Much of their turkey comes from Misty Knoll Farms in Vermont. In the past, they’ve also ordered turkeys straight from Diemand Farm in Wendell for special Thanksgiving meals.

For produce, Cooley Dickinson again mainly buys through distributors. Some of these, like Black River Produce, can source fruits and veggies from New England farms when in season and elsewhere in colder months, swapping seamlessly so the hospital’s menus can remain consistent.

Across the board, distributors play a huge role in local and regional food systems. First, they support local farms that sell products wholesale. Then, they provide big food service operations like hospitals and schools a one-stop shop to buy big quantities of what they need with minimal hassle, freeing them up to focus on food prep rather than managing logistics with individual farms.

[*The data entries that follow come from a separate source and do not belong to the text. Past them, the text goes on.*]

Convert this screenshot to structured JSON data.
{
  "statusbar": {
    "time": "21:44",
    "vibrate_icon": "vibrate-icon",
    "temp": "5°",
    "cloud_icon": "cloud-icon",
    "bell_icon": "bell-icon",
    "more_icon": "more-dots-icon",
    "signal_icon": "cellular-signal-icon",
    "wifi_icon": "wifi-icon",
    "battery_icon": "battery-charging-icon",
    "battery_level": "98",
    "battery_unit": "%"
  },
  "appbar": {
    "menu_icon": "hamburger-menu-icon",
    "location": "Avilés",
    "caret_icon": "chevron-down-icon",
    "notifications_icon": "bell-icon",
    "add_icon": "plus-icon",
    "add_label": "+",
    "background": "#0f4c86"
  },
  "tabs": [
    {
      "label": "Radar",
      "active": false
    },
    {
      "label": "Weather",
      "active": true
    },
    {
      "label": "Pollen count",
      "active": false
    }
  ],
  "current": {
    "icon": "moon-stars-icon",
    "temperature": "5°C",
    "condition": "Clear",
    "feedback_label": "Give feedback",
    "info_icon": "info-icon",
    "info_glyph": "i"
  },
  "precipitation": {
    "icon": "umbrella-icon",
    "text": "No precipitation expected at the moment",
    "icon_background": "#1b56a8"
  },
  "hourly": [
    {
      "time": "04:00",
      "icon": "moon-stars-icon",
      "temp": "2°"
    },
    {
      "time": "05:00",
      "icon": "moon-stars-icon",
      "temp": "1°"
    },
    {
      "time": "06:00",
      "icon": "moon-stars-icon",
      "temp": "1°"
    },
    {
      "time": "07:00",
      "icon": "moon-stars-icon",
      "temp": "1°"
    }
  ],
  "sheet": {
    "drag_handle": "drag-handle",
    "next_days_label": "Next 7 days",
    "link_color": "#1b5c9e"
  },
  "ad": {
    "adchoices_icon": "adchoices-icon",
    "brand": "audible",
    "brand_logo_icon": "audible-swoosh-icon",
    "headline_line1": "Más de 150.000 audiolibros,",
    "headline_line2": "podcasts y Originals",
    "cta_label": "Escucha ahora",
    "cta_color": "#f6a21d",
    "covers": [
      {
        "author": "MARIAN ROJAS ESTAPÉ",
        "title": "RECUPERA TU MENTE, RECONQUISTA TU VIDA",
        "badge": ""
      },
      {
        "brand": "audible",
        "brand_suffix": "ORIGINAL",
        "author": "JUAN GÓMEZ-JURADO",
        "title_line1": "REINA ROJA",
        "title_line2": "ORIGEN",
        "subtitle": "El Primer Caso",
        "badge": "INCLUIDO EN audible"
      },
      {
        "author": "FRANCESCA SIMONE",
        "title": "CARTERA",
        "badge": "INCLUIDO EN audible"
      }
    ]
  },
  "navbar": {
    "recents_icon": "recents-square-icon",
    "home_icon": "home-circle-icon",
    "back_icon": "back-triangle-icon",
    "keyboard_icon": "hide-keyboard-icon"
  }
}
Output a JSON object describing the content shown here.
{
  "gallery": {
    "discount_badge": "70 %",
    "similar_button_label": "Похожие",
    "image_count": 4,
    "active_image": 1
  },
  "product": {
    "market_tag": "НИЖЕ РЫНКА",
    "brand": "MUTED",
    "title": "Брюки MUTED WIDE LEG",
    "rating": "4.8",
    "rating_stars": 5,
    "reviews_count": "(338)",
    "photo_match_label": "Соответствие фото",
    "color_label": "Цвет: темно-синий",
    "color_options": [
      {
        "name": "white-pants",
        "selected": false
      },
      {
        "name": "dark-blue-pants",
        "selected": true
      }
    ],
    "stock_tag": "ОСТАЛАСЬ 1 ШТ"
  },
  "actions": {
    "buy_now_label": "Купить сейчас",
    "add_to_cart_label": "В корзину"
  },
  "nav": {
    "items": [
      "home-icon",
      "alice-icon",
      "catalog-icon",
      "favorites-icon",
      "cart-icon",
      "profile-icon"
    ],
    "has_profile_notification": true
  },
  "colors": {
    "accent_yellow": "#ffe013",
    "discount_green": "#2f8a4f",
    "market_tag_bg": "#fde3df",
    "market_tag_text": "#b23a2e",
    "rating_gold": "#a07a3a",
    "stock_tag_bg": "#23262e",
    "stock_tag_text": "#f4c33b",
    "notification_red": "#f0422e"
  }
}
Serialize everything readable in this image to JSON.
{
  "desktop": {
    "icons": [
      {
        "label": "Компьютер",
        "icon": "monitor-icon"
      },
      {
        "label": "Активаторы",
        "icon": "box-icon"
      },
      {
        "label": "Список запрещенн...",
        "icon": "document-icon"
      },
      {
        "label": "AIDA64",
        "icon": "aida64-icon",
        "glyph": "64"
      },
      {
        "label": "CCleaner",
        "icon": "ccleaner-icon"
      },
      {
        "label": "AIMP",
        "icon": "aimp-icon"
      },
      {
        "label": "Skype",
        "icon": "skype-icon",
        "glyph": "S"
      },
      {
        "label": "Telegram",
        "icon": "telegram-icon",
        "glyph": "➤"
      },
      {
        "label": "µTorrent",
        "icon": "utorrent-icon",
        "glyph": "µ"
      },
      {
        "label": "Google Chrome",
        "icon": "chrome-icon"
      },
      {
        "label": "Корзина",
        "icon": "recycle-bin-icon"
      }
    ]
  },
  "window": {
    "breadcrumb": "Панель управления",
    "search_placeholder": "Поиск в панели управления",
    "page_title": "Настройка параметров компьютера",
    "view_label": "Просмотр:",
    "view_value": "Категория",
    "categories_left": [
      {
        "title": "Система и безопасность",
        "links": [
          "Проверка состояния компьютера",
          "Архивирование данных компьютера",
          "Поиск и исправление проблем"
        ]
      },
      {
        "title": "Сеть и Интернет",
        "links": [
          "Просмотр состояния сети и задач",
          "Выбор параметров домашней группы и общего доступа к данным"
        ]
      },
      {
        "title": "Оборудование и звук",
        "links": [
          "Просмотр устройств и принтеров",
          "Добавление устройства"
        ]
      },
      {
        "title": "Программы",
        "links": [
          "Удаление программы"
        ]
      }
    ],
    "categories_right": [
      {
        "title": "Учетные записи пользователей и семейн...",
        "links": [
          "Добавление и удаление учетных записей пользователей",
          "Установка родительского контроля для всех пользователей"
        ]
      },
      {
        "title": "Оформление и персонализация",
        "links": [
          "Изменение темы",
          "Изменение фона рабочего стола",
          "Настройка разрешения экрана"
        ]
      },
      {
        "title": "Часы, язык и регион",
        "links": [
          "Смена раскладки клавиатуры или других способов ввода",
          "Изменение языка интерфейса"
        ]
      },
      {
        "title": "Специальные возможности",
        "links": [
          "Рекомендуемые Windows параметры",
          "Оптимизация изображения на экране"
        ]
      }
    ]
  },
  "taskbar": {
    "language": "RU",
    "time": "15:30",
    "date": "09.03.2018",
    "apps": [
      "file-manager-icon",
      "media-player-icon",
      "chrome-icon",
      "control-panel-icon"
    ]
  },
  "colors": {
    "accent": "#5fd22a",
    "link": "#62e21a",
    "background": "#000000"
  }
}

In addition to volume, consistency, and quality, cost margins are also an important factor in what food the hospital purchases. This is especially true as they aim to keep entrees in the cafeteria reasonably priced, where many staff eat daily.

They key to making the whole operation run smoothly is relationships – between Cooley Dickinson and the businesses they buy from, internally among staff, and within the Mass General Brigham network of hospitals, which Cooley Dickinson merged into in 2013 back when the parent company was called Partners HealthCare. Weiss says the merger has been positive for many reasons, especially during the early days of COVID.

“I don’t know what we would have done otherwise,” he says. “It wasn’t just monetary support, but expertise and access to supplies like protective equipment and packaging for meals that we might not have been able to get otherwise.”

Knowledge and expertise also flow between facilities in the network. For example, Cooley Dickinson’s composting program, launched in 2011 with the support of the Center for EcoTechnology, has become a model for other healthcare centers.

“All of us can learn from each other,” says Weiss, “and that’s a great help.”

It’s all for the mission of helping people feel better – through medicine, care, and however many square meals a day the doctor orders.

“Most people don’t enjoy procedures or getting shots or things like that,” Weiss says. “But food, that they can look forward to.”

Jacob Nelson is communications coordinator for CISA. To learn more about other local institutions supporting the local food economy, visit